## What the task requires
As the answer, give every line of the records that includes the word "JSON".

## Excerpted records
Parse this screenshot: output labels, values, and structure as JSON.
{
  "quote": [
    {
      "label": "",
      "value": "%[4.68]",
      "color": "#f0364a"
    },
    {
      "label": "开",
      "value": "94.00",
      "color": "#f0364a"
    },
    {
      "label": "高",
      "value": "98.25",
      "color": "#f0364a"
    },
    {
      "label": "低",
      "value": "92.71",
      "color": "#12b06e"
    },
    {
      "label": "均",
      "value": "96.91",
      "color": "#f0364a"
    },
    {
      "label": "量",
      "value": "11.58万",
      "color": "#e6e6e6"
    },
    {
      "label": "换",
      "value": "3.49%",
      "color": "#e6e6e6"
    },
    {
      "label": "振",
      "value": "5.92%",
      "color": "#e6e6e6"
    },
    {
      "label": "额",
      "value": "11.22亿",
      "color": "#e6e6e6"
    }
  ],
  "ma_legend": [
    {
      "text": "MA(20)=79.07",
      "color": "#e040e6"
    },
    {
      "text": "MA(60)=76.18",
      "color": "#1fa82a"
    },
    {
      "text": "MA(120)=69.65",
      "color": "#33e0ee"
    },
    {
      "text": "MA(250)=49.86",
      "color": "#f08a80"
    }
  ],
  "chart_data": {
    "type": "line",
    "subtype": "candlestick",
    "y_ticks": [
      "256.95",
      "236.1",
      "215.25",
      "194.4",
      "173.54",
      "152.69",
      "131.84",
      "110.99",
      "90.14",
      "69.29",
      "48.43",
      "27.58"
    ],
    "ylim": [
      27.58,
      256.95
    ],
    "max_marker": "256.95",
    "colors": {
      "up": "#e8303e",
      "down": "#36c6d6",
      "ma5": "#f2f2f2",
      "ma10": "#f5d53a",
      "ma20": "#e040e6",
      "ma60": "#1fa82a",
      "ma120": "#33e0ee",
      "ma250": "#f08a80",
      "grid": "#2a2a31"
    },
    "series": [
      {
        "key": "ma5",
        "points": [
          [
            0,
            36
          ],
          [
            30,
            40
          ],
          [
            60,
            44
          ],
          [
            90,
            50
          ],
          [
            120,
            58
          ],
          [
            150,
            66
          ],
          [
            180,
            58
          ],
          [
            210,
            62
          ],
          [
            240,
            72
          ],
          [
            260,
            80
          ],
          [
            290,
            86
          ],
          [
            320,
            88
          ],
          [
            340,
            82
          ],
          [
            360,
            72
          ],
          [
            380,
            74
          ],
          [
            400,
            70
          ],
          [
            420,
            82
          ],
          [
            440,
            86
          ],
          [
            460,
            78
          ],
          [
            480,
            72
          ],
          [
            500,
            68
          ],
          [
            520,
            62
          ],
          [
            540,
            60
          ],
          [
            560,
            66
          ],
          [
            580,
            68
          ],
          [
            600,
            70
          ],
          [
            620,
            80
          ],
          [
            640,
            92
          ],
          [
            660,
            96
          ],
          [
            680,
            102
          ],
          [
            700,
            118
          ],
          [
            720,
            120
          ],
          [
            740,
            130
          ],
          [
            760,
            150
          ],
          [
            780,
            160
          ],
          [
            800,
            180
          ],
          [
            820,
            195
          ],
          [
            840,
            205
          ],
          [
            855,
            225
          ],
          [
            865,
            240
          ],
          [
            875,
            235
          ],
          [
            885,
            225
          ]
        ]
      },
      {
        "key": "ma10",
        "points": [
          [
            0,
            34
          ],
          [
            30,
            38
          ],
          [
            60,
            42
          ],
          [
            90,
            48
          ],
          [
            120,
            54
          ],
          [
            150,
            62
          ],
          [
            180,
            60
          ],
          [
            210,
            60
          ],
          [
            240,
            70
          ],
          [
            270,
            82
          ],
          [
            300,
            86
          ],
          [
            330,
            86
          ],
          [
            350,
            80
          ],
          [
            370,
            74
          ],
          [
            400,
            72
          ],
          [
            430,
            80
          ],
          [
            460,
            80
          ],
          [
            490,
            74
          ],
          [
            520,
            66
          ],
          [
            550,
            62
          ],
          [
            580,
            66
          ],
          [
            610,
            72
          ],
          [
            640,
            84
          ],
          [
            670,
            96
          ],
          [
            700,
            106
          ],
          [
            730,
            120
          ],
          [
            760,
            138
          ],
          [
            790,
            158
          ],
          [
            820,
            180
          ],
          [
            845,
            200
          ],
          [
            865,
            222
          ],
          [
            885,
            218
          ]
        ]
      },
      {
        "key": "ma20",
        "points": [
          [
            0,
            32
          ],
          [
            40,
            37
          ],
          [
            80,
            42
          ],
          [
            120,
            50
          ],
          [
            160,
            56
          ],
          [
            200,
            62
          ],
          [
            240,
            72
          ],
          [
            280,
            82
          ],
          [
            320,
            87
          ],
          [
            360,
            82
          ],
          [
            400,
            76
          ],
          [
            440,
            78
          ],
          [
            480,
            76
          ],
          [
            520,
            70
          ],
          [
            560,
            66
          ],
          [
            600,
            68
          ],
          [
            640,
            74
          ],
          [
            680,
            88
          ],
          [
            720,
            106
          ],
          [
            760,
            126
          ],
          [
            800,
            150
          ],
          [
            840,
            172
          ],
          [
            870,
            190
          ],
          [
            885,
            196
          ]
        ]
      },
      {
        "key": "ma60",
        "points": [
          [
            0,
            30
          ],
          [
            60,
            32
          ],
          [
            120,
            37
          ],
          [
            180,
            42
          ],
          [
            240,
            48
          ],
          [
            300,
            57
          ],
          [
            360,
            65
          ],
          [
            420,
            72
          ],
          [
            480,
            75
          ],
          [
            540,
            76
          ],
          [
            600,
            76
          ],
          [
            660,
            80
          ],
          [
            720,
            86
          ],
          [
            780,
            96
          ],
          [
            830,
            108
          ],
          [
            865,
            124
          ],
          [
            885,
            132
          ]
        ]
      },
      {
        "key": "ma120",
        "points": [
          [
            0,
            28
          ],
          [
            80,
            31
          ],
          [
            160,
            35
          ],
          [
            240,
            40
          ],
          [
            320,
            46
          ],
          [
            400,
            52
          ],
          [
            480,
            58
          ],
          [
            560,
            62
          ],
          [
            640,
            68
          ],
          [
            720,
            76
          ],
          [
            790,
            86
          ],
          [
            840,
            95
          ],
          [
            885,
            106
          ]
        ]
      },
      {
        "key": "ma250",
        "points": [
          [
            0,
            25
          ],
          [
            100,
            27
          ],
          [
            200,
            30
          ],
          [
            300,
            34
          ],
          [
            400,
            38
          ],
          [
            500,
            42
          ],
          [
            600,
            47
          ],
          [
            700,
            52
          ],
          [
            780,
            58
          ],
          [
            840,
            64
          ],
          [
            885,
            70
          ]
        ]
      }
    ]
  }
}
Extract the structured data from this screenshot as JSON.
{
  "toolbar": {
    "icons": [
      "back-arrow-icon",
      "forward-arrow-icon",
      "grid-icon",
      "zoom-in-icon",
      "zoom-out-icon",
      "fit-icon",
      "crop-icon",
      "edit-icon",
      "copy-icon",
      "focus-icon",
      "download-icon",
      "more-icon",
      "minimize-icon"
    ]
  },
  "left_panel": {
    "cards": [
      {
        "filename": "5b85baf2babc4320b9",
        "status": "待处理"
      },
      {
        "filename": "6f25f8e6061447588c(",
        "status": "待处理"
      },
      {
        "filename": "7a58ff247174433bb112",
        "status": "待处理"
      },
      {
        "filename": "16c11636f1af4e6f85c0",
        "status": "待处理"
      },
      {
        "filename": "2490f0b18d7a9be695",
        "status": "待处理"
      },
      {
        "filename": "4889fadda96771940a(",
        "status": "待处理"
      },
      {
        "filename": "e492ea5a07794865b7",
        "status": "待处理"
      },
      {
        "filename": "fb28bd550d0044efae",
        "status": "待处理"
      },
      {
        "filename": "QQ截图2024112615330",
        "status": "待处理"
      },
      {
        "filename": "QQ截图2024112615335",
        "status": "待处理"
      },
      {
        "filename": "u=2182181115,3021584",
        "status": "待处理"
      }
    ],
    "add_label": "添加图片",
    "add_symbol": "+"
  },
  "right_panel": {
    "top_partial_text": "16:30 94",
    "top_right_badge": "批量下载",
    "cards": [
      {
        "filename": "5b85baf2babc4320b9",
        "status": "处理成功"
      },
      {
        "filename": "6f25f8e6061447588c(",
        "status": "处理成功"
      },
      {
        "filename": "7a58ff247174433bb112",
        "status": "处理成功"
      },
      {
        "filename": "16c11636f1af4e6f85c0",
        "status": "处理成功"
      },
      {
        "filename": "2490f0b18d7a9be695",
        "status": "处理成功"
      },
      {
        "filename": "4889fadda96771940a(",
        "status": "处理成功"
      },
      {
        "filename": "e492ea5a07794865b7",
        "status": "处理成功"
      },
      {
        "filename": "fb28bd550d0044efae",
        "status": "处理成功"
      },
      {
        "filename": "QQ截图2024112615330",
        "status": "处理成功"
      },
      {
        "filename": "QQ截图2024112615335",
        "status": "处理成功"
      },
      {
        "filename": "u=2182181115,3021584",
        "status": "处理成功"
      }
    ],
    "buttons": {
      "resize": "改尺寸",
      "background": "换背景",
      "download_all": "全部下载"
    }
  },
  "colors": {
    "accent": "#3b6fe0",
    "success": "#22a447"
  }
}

## Task solution
Parse this screenshot: output labels, values, and structure as JSON.
Extract the structured data from this screenshot as JSON.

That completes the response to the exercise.